▸ What the task requires: From first line to last, retype the data exactly.

________________________________________

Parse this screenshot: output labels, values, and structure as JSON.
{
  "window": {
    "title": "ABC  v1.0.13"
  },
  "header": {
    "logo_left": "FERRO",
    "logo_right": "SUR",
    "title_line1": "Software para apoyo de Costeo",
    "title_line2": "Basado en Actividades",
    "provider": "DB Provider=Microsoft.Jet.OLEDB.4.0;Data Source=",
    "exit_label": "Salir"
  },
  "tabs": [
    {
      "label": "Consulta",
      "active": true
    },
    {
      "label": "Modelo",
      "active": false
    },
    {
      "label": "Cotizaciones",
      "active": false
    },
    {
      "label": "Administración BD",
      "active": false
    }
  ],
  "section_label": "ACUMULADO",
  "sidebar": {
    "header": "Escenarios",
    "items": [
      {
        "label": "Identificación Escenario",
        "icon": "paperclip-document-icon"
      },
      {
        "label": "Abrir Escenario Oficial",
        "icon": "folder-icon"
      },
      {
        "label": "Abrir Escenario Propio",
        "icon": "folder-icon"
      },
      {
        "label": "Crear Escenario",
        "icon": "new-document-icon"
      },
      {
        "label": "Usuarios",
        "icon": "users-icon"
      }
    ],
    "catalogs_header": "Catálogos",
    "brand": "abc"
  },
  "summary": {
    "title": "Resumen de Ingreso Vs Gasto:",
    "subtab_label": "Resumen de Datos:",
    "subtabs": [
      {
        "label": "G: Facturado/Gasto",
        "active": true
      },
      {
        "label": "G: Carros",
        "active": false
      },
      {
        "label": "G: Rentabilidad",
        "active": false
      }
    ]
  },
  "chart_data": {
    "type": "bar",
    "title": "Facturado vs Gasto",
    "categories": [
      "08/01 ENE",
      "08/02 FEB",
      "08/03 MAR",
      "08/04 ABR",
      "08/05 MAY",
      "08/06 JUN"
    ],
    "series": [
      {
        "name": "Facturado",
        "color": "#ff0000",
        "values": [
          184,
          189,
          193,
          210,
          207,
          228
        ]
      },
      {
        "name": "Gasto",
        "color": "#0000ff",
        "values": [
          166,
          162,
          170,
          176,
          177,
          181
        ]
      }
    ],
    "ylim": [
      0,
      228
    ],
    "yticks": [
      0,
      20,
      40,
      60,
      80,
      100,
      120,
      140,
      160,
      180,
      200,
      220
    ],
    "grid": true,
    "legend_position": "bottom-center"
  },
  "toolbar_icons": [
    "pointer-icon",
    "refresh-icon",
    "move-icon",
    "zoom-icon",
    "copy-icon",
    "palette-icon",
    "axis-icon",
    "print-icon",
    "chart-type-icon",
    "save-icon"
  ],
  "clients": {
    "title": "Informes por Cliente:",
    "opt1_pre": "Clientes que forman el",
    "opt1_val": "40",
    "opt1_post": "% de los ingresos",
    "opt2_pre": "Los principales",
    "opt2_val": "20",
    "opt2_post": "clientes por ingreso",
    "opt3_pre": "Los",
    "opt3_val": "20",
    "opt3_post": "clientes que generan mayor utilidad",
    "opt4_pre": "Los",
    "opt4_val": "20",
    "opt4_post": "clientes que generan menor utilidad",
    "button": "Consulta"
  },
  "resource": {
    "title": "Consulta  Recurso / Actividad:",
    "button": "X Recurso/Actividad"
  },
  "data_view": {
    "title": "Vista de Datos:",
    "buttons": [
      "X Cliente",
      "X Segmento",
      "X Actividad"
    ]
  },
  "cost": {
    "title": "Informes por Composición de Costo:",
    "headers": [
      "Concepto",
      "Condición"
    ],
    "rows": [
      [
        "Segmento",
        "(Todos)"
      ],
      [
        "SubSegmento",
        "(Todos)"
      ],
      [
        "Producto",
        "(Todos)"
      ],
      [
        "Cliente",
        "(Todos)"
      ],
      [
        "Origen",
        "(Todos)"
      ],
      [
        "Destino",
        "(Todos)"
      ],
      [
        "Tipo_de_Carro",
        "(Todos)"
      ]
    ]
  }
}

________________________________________

▸ Problem solution:
Parse this screenshot: output labels, values, and structure as JSON.
{
  "window": {
    "title": "ABC  v1.0.13"
  },
  "header": {
    "logo_left": "FERRO",
    "logo_right": "SUR",
    "title_line1": "Software para apoyo de Costeo",
    "title_line2": "Basado en Actividades",
    "provider": "DB Provider=Microsoft.Jet.OLEDB.4.0;Data Source=",
    "exit_label": "Salir"
  },
  "tabs": [
    {
      "label": "Consulta",
      "active": true
    },
    {
      "label": "Modelo",
      "active": false
    },
    {
      "label": "Cotizaciones",
      "active": false
    },
    {
      "label": "Administración BD",
      "active": false
    }
  ],
  "section_label": "ACUMULADO",
  "sidebar": {
    "header": "Escenarios",
    "items": [
      {
        "label": "Identificación Escenario",
        "icon": "paperclip-document-icon"
      },
      {
        "label": "Abrir Escenario Oficial",
        "icon": "folder-icon"
      },
      {
        "label": "Abrir Escenario Propio",
        "icon": "folder-icon"
      },
      {
        "label": "Crear Escenario",
        "icon": "new-document-icon"
      },
      {
        "label": "Usuarios",
        "icon": "users-icon"
      }
    ],
    "catalogs_header": "Catálogos",
    "brand": "abc"
  },
  "summary": {
    "title": "Resumen de Ingreso Vs Gasto:",
    "subtab_label": "Resumen de Datos:",
    "subtabs": [
      {
        "label": "G: Facturado/Gasto",
        "active": true
      },
      {
        "label": "G: Carros",
        "active": false
      },
      {
        "label": "G: Rentabilidad",
        "active": false
      }
    ]
  },
  "chart_data": {
    "type": "bar",
    "title": "Facturado vs Gasto",
    "categories": [
      "08/01 ENE",
      "08/02 FEB",
      "08/03 MAR",
      "08/04 ABR",
      "08/05 MAY",
      "08/06 JUN"
    ],
    "series": [
      {
        "name": "Facturado",
        "color": "#ff0000",
        "values": [
          184,
          189,
          193,
          210,
          207,
          228
        ]
      },
      {
        "name": "Gasto",
        "color": "#0000ff",
        "values": [
          166,
          162,
          170,
          176,
          177,
          181
        ]
      }
    ],
    "ylim": [
      0,
      228
    ],
    "yticks": [
      0,
      20,
      40,
      60,
      80,
      100,
      120,
      140,
      160,
      180,
      200,
      220
    ],
    "grid": true,
    "legend_position": "bottom-center"
  },
  "toolbar_icons": [
    "pointer-icon",
    "refresh-icon",
    "move-icon",
    "zoom-icon",
    "copy-icon",
    "palette-icon",
    "axis-icon",
    "print-icon",
    "chart-type-icon",
    "save-icon"
  ],
  "clients": {
    "title": "Informes por Cliente:",
    "opt1_pre": "Clientes que forman el",
    "opt1_val": "40",
    "opt1_post": "% de los ingresos",
    "opt2_pre": "Los principales",
    "opt2_val": "20",
    "opt2_post": "clientes por ingreso",
    "opt3_pre": "Los",
    "opt3_val": "20",
    "opt3_post": "clientes que generan mayor utilidad",
    "opt4_pre": "Los",
    "opt4_val": "20",
    "opt4_post": "clientes que generan menor utilidad",
    "button": "Consulta"
  },
  "resource": {
    "title": "Consulta  Recurso / Actividad:",
    "button": "X Recurso/Actividad"
  },
  "data_view": {
    "title": "Vista de Datos:",
    "buttons": [
      "X Cliente",
      "X Segmento",
      "X Actividad"
    ]
  },
  "cost": {
    "title": "Informes por Composición de Costo:",
    "headers": [
      "Concepto",
      "Condición"
    ],
    "rows": [
      [
        "Segmento",
        "(Todos)"
      ],
      [
        "SubSegmento",
        "(Todos)"
      ],
      [
        "Producto",
        "(Todos)"
      ],
      [
        "Cliente",
        "(Todos)"
      ],
      [
        "Origen",
        "(Todos)"
      ],
      [
        "Destino",
        "(Todos)"
      ],
      [
        "Tipo_de_Carro",
        "(Todos)"
      ]
    ]
  }
}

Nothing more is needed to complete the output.